## Exercise prompt
Please print the whole listing below exactly as it stands.

## Source material
%%
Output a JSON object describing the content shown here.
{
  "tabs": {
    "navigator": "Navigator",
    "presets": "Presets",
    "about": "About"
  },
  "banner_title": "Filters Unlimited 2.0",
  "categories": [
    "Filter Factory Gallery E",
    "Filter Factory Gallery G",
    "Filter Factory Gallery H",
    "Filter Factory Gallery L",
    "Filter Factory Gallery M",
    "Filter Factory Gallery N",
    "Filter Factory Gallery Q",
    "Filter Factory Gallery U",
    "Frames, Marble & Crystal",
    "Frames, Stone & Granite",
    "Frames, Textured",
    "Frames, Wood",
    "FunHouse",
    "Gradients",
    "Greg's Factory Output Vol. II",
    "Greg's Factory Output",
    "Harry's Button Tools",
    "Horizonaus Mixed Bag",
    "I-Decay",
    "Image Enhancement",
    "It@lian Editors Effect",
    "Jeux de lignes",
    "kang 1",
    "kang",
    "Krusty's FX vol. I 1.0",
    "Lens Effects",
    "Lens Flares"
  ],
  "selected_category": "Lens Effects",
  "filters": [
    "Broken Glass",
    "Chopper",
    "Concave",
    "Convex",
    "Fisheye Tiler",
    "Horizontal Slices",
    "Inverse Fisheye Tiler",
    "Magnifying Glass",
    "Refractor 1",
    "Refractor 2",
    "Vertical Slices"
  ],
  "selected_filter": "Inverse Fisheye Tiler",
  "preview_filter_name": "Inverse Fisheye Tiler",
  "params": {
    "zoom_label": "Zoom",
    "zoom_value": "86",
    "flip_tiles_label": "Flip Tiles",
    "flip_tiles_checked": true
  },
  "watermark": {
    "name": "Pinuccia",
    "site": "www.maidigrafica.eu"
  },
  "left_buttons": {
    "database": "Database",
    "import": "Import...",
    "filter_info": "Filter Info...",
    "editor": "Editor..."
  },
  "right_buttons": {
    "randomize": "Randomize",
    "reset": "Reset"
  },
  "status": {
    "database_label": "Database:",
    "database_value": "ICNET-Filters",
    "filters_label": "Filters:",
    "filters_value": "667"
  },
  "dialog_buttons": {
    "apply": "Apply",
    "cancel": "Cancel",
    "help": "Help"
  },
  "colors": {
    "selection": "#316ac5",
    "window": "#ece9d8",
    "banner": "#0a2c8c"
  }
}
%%
## Output of the exercise
Output a JSON object describing the content shown here.
{
  "tabs": {
    "navigator": "Navigator",
    "presets": "Presets",
    "about": "About"
  },
  "banner_title": "Filters Unlimited 2.0",
  "categories": [
    "Filter Factory Gallery E",
    "Filter Factory Gallery G",
    "Filter Factory Gallery H",
    "Filter Factory Gallery L",
    "Filter Factory Gallery M",
    "Filter Factory Gallery N",
    "Filter Factory Gallery Q",
    "Filter Factory Gallery U",
    "Frames, Marble & Crystal",
    "Frames, Stone & Granite",
    "Frames, Textured",
    "Frames, Wood",
    "FunHouse",
    "Gradients",
    "Greg's Factory Output Vol. II",
    "Greg's Factory Output",
    "Harry's Button Tools",
    "Horizonaus Mixed Bag",
    "I-Decay",
    "Image Enhancement",
    "It@lian Editors Effect",
    "Jeux de lignes",
    "kang 1",
    "kang",
    "Krusty's FX vol. I 1.0",
    "Lens Effects",
    "Lens Flares"
  ],
  "selected_category": "Lens Effects",
  "filters": [
    "Broken Glass",
    "Chopper",
    "Concave",
    "Convex",
    "Fisheye Tiler",
    "Horizontal Slices",
    "Inverse Fisheye Tiler",
    "Magnifying Glass",
    "Refractor 1",
    "Refractor 2",
    "Vertical Slices"
  ],
  "selected_filter": "Inverse Fisheye Tiler",
  "preview_filter_name": "Inverse Fisheye Tiler",
  "params": {
    "zoom_label": "Zoom",
    "zoom_value": "86",
    "flip_tiles_label": "Flip Tiles",
    "flip_tiles_checked": true
  },
  "watermark": {
    "name": "Pinuccia",
    "site": "www.maidigrafica.eu"
  },
  "left_buttons": {
    "database": "Database",
    "import": "Import...",
    "filter_info": "Filter Info...",
    "editor": "Editor..."
  },
  "right_buttons": {
    "randomize": "Randomize",
    "reset": "Reset"
  },
  "status": {
    "database_label": "Database:",
    "database_value": "ICNET-Filters",
    "filters_label": "Filters:",
    "filters_value": "667"
  },
  "dialog_buttons": {
    "apply": "Apply",
    "cancel": "Cancel",
    "help": "Help"
  },
  "colors": {
    "selection": "#316ac5",
    "window": "#ece9d8",
    "banner": "#0a2c8c"
  }
}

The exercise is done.